These can create a huge impact on overall performance. Hence it is recommended that whenever you go out to play the next time, try experimenting with the different grip pressures and find out the best equilibrium for you.
Driver Grip Vs Putter grip
Your sole aim as a golfer should always be to square the clubface at impact. However, while using different clubs, the end result can be achieved by using different methods.
In the case of Drivers and Irons, the idea is to generate some clubhead speed to get more distance. Hence, the grip should be such that it should allow some forearm rotation to turn the face and get it back to the square position at impact.
In the case of Putters, the idea is to have a smooth rhythmic motion, hence, the wrists and the arms should be kept as quiet as possible.
Common grip mistakes made by a beginner
As a beginner, it is quite often seen that gripping the golf club correctly is neglected most of the time which creates long term problems with the impact and swing.
Here are some of the most common grip mistakes made by beginners
The High Grip
It is seen that beginners tend to hold the club too high on the shaft to such an extent that the butt of the club is not visible from the top. There are limiting use of wrist which is unable to hinge properly thus eliminating power and swing speed.
Suggestion: The next time you hold a golf club, make sure that the pad of your lead rests a little below the top of the shaft. This allows a fluidic motion of the wrists which gives more power and distance.
The Deep Choke
As the complete opposite of the High grip, the deep choke is grip mistakes wherein the golfer is holding the club too low in the shaft.

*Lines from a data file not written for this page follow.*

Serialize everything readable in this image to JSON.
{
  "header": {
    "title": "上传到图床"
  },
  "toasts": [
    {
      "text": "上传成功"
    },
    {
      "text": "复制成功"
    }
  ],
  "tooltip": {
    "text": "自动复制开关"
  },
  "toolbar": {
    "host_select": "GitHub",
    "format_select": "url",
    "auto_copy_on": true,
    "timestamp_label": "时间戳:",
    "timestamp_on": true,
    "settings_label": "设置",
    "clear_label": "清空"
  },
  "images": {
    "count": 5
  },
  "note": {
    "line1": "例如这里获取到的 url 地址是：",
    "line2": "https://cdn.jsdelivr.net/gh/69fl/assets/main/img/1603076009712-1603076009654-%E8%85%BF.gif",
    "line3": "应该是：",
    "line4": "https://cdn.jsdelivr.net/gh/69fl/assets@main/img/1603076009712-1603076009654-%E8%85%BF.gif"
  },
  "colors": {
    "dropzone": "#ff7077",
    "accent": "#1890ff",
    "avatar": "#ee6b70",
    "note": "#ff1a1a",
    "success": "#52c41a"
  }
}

While this is necessary for some shots like from a deep rough or a fairway bunker, it is not advisable to use it on a regular basis. By choking down too deep, you are limiting the lever motion of the golf club, which limits the distance achieved.
High Grip Pressure
As mentioned earlier, grip pressure is one of the most fundamental and important aspects of the golf grip.
As a beginner, it is quite natural to hold the club too tightly, as a result of anxiousness to lift the ball from the ground or trying to hit it as long as possible.
However, by holding the grip too tight, you are completely limiting the smooth and rhythmic motion of the golf club. This which is very important to hit the ball consistently and a long distance.
Just remember, the golf grip pressure should be equivalent to holding a squirrel in a hand tight enough to not let it slip away and loose enough to not squeeze it completely.
The Palmy Grip
Another common mistake seen with beginners is to hold the club with the palms and not the fingers. This generally happens when there is too deep an interlock between the two hands. This limits the proper turn of the clubface to reach a square position at impact, thus leading to deviation from the desired path and lack of distance.
Suggestion: The next time you grip a golf club, try to gently place your trial hand on the grip only with the use of the fingers and then interlock the fingers to eliminate the use of the palm.
Weak Trail Hand
A clear indication of a weak trail hand is seen when the ‘V’ formed by the trail hand is pointing towards the left shoulder ( for right-handers). This will keep the clubface open at impact which will lead to improper ball flight and lack of distance.
Suggestion: Make sure that the ‘V’ formed by the trail hand is pointing towards the right shoulder. This allows for stronger clubface at impact and hence straighter and longer shots.
A Final Word
As a beginner, the biggest mistake I did was to ignore the subtleties of the golf grip and focus too much on correcting the golf swing.
While it is important to have the correct golf swing, holding the golf club correctly is one of the most fundamental aspects of golf and the most important too.
As a beginner, my suggestion is to try out the 3 different types of golf grips and check which one seems to be the most comfortable. Also, try out different grip pressures and hold the club lightly from the shaft to avoid stopping the smooth release of the club through impact.